====== Data shown ======

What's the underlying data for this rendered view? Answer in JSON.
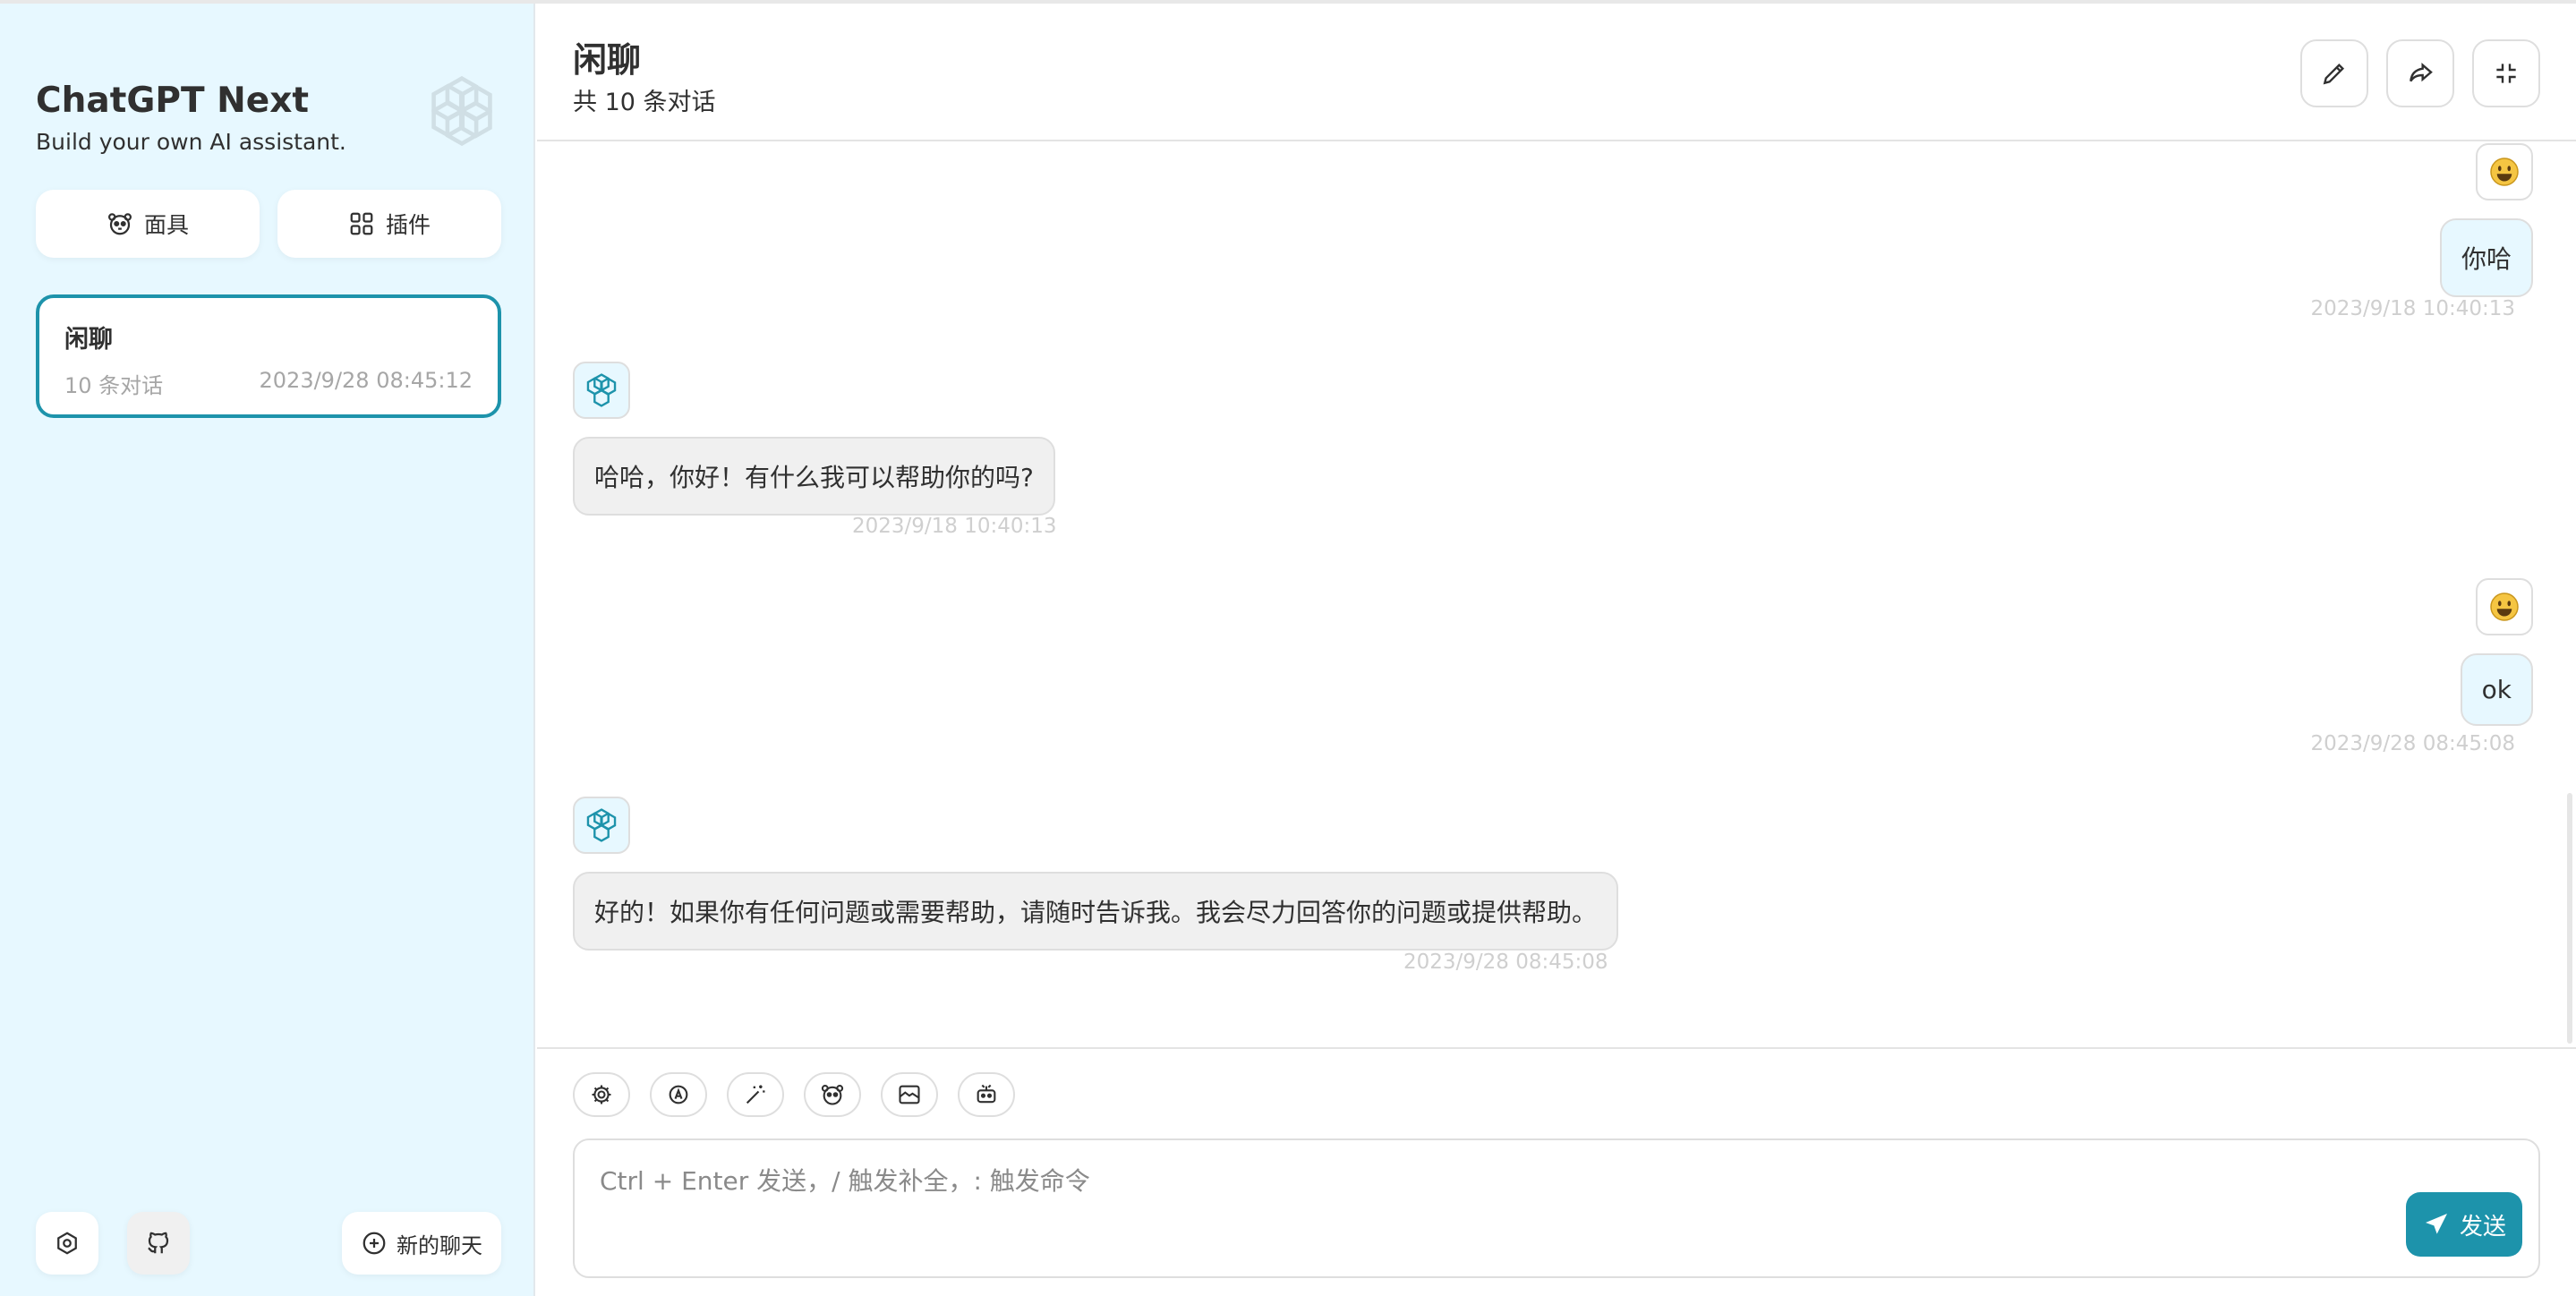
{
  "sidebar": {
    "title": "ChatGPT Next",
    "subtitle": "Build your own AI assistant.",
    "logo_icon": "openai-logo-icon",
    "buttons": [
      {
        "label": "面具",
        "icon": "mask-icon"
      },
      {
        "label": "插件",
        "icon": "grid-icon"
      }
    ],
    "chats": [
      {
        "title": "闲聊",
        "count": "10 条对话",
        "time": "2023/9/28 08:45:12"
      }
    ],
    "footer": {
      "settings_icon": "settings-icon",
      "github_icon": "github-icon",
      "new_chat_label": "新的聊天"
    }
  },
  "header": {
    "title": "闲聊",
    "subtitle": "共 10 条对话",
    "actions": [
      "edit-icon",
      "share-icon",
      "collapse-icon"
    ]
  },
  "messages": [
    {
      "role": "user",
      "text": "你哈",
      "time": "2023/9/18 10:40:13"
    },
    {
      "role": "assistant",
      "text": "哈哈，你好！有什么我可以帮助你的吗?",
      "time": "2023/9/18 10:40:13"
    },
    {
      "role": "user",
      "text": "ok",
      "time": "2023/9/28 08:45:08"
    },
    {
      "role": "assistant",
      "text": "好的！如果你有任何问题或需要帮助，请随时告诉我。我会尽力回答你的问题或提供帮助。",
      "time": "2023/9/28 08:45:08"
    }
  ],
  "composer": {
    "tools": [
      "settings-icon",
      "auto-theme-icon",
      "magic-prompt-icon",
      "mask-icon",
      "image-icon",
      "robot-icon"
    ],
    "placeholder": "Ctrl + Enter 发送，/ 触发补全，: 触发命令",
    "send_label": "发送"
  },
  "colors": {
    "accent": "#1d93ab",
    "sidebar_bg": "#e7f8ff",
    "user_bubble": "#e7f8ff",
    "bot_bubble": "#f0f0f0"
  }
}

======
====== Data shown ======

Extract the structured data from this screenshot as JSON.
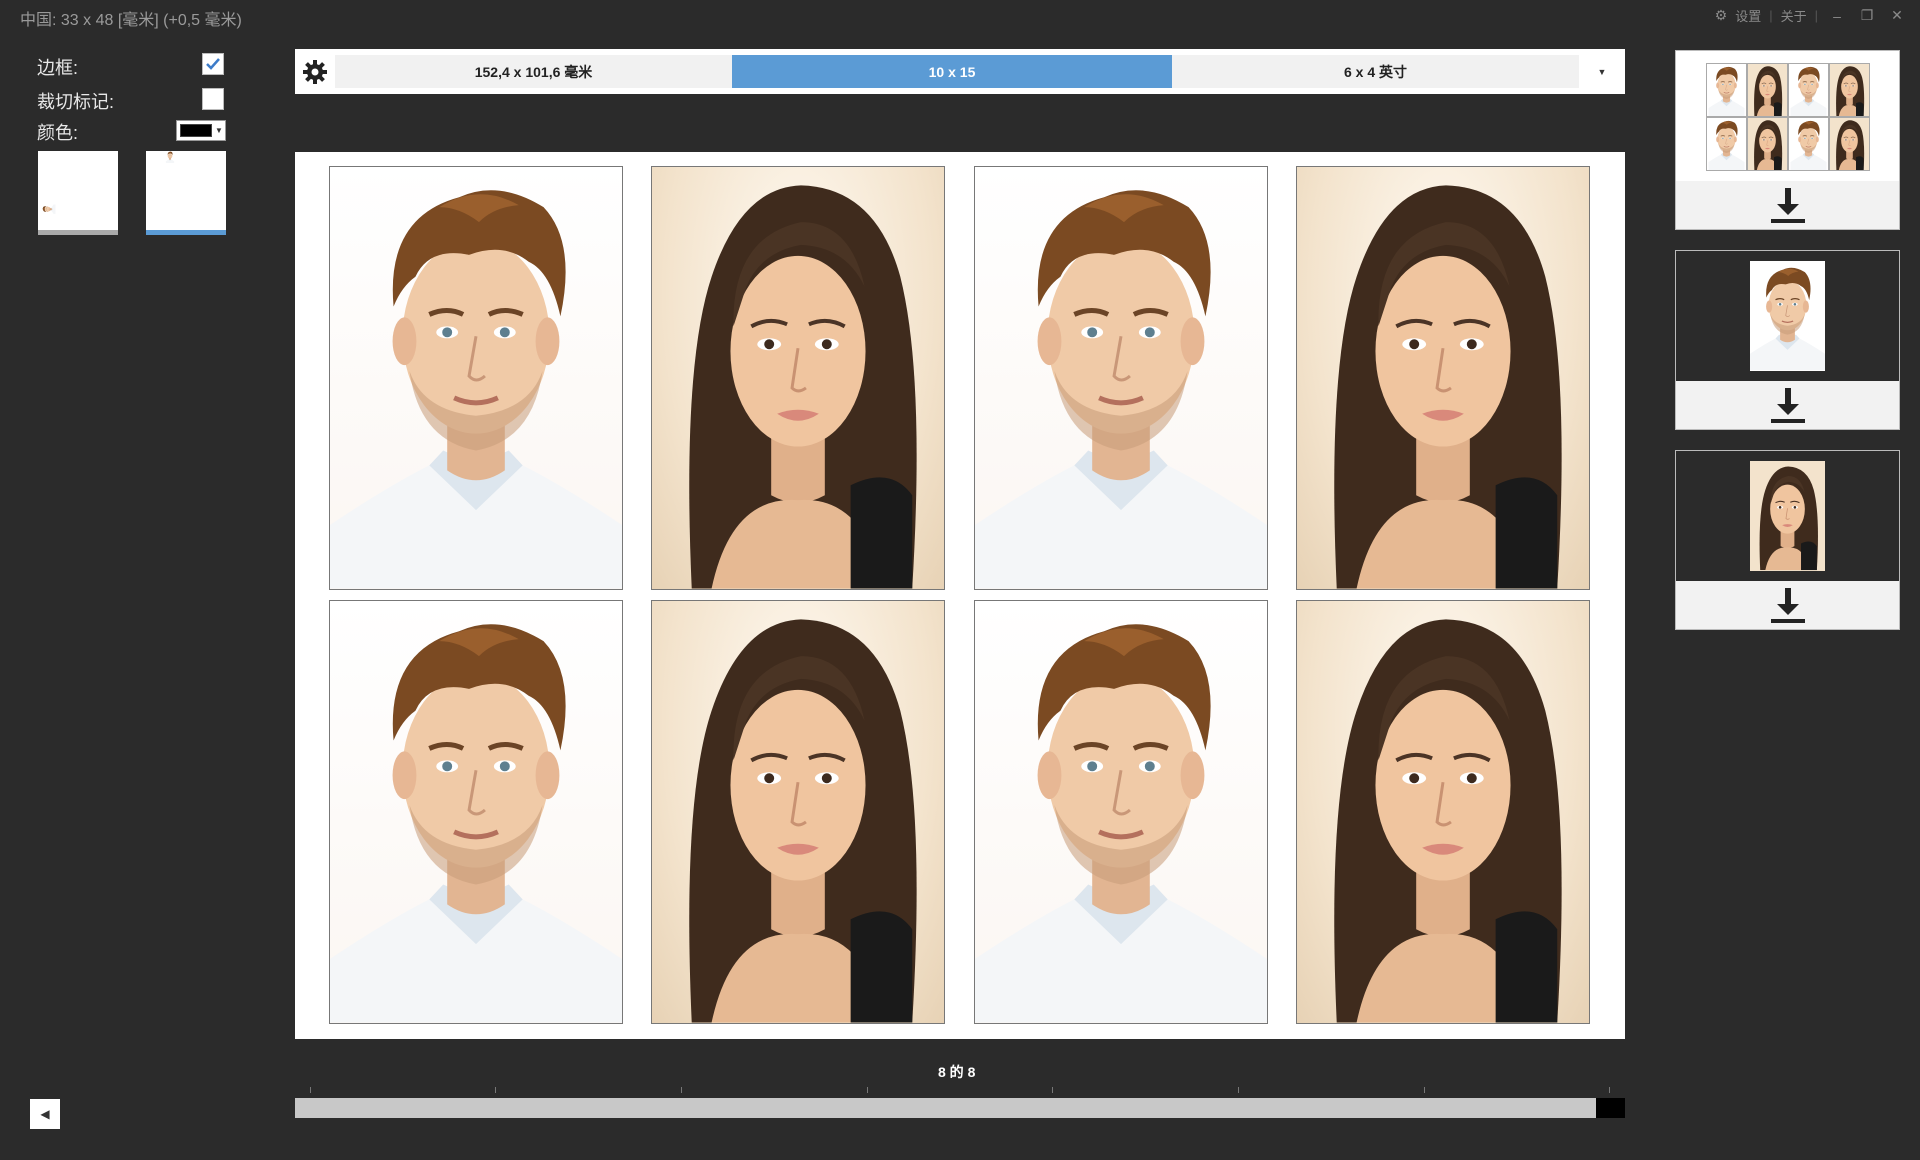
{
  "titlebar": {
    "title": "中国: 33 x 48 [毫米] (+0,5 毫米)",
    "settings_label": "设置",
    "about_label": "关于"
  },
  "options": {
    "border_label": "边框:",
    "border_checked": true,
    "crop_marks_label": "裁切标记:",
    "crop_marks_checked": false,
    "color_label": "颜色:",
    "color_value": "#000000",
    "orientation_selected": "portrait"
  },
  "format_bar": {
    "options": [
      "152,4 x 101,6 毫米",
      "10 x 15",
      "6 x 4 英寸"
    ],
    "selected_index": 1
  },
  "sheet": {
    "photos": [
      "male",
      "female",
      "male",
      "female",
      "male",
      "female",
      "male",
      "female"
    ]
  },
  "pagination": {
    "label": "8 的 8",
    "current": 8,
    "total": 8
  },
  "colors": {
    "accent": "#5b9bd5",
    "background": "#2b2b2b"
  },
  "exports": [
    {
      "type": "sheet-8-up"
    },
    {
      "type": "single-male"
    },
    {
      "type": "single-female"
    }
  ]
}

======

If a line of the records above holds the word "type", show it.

Solved problem:
      "type": "sheet-8-up"
      "type": "single-male"
      "type": "single-female"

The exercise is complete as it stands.